(EXTRACTED MATERIAL begins)
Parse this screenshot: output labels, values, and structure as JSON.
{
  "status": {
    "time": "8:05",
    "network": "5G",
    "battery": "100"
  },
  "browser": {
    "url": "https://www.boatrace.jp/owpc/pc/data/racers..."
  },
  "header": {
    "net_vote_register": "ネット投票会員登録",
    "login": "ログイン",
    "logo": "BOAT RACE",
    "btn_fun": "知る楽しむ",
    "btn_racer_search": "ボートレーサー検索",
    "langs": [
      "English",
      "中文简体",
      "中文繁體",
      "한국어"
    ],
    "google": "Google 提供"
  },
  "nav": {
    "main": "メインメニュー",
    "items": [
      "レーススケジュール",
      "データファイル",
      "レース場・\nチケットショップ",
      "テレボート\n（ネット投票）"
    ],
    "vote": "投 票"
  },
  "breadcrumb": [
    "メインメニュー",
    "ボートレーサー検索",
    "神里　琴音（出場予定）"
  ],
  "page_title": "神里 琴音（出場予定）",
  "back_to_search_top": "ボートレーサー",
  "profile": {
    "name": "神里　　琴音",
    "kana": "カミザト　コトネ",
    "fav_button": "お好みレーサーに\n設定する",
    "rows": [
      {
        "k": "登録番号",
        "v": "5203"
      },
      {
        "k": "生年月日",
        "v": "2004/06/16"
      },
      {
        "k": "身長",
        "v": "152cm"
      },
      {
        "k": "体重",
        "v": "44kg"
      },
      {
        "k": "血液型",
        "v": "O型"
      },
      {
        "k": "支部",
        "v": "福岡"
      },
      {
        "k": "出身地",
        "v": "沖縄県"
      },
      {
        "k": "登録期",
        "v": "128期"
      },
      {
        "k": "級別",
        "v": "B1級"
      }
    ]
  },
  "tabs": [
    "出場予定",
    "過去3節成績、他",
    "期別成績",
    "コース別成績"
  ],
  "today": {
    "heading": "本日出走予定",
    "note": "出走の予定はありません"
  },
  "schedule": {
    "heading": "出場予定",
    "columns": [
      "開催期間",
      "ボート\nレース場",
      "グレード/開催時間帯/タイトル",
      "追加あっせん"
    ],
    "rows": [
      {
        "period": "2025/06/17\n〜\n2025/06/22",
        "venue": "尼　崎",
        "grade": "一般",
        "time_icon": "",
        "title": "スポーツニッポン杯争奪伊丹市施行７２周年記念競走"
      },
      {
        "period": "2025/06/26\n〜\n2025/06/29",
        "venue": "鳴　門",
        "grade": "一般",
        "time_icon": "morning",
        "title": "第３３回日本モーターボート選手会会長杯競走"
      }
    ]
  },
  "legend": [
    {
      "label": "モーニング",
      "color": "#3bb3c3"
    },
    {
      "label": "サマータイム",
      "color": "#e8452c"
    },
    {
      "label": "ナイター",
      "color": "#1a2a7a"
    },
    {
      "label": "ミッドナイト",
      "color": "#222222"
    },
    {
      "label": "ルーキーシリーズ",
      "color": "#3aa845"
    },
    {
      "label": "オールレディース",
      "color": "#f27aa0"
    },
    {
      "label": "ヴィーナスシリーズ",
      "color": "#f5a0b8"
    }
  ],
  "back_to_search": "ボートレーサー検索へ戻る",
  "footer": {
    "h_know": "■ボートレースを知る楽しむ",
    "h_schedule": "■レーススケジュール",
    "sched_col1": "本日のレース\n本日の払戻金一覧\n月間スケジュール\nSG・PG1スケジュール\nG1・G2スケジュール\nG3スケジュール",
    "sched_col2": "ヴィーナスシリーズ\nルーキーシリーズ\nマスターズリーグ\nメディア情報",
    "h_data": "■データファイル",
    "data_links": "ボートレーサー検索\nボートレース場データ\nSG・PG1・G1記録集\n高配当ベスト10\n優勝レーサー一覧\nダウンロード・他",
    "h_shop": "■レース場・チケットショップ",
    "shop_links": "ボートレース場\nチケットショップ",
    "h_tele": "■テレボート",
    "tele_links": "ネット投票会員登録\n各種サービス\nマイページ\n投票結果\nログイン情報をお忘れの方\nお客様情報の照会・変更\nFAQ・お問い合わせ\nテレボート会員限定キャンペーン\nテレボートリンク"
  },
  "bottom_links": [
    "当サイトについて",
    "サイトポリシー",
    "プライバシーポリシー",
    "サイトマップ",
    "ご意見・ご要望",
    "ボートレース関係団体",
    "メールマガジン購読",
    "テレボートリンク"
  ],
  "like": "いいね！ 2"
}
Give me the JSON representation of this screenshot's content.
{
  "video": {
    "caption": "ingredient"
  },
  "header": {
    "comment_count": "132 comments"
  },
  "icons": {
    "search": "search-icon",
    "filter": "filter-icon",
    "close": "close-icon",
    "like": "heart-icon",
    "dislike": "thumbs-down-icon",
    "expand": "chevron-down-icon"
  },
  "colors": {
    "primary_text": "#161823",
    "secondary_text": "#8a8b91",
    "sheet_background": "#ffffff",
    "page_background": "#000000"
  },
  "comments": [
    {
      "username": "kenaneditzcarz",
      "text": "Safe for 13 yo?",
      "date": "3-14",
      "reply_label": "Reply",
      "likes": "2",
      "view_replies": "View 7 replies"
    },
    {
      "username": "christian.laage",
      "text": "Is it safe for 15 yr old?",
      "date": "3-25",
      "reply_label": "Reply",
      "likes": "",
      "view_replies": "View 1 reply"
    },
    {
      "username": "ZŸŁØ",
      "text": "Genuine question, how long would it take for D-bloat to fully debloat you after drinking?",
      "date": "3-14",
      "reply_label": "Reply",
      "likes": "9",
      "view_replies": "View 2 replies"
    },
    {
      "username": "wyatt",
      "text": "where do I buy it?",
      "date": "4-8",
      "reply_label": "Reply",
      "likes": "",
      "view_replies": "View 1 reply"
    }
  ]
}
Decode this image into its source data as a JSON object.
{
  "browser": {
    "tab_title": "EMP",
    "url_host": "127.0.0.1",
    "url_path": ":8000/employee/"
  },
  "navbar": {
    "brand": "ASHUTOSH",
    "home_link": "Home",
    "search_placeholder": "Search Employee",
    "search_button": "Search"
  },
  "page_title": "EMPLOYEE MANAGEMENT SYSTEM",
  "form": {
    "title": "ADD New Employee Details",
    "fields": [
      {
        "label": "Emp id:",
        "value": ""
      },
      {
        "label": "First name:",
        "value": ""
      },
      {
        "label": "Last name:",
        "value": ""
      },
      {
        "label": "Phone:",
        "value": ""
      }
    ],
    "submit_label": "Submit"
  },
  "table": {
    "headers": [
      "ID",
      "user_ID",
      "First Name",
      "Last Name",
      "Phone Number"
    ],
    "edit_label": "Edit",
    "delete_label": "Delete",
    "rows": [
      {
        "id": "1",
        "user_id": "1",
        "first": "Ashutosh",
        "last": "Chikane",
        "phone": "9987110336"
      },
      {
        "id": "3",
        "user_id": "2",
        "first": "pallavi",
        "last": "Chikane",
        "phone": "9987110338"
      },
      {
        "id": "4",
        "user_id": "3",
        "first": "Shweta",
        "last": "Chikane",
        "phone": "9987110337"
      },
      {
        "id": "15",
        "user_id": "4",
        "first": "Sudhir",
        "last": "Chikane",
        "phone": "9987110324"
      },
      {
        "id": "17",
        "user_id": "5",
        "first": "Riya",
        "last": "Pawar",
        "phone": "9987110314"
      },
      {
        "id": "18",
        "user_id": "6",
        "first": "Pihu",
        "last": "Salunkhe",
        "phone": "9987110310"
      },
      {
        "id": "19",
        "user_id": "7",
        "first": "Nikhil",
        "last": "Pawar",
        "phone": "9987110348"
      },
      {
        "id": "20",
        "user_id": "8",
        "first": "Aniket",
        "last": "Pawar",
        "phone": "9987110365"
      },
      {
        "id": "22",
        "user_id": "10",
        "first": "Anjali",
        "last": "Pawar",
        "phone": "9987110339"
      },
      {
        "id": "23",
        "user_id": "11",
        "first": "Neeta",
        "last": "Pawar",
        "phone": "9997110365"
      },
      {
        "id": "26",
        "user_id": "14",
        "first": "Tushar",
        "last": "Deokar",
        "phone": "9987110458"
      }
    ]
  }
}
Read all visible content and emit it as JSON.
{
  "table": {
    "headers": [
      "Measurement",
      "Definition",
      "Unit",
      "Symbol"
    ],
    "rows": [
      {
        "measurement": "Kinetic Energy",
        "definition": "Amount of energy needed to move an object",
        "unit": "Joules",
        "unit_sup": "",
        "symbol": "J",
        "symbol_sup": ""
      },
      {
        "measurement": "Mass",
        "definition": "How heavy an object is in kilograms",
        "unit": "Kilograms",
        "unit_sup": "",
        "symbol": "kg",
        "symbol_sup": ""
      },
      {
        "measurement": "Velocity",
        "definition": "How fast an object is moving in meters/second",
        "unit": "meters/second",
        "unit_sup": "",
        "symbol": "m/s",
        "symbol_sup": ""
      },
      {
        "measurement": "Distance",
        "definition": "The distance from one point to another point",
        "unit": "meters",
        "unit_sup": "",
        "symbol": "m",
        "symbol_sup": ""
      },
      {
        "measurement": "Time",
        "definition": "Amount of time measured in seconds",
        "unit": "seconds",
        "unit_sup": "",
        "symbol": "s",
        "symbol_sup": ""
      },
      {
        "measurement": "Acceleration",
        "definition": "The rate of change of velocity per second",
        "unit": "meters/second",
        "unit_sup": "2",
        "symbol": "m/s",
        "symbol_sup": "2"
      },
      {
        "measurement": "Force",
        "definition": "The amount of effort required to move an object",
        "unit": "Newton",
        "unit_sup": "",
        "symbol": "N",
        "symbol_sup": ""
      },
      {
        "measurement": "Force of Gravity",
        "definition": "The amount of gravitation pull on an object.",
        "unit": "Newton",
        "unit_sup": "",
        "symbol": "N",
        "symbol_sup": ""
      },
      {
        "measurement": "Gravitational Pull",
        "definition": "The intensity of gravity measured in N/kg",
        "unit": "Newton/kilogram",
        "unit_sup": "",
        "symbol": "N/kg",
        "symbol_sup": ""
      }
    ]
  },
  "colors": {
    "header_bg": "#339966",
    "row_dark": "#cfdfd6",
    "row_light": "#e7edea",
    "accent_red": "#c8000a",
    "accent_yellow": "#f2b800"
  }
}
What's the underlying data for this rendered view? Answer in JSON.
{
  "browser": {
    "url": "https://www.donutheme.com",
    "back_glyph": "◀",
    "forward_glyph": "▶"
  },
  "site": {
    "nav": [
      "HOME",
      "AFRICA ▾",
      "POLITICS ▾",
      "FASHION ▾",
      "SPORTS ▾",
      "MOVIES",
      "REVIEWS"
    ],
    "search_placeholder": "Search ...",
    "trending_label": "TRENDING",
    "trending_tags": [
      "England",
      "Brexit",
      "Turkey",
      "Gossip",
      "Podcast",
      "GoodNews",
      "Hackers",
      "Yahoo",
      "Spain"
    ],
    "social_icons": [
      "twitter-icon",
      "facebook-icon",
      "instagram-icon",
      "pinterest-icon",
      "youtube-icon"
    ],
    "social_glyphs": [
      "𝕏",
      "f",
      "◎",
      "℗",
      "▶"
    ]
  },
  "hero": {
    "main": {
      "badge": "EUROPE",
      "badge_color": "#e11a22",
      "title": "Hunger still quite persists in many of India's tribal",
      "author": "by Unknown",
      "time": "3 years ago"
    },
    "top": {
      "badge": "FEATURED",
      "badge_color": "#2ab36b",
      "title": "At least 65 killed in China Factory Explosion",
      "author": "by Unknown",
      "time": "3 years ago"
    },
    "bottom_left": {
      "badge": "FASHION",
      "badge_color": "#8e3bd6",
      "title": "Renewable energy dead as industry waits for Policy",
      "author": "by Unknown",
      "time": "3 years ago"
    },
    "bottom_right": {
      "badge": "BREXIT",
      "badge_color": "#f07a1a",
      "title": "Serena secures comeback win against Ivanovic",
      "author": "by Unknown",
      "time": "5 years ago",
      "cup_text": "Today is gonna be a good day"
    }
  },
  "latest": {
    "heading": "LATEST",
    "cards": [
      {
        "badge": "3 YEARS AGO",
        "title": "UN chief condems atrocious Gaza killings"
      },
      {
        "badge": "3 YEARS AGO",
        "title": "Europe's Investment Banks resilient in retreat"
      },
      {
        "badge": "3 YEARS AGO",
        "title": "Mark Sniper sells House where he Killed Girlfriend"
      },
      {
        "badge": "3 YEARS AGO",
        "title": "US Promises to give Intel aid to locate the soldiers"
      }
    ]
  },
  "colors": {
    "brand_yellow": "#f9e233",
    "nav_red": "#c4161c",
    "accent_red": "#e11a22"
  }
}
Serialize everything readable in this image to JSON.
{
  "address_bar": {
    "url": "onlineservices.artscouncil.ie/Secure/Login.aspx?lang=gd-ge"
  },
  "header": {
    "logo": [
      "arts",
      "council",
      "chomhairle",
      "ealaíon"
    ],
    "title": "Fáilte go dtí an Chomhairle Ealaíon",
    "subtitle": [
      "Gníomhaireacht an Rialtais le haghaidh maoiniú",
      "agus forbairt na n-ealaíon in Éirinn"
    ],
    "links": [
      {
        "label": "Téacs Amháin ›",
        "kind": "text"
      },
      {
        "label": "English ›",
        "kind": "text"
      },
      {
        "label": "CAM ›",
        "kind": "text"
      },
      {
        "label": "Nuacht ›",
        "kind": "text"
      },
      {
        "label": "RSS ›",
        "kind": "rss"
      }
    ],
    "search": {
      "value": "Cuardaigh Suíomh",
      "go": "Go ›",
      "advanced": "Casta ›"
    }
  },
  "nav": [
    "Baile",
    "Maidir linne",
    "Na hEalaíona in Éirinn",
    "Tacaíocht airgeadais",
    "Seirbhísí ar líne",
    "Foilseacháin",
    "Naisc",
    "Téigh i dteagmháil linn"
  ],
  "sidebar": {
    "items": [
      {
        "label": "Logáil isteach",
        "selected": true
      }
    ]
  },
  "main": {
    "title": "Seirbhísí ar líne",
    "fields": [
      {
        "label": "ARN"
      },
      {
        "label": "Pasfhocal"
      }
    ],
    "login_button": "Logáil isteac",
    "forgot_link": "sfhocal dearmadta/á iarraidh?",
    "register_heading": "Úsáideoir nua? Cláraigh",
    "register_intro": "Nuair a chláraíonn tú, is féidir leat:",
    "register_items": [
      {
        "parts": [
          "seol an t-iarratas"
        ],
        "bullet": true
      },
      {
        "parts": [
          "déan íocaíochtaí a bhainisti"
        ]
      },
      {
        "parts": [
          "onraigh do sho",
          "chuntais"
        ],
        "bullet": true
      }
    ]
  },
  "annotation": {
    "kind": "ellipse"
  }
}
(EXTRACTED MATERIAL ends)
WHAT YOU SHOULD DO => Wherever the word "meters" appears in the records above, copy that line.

OUTPUT FOR THIS TASK =>
        "definition": "How fast an object is moving in meters/second",
        "unit": "meters/second",
        "unit": "meters",
        "unit": "meters/second",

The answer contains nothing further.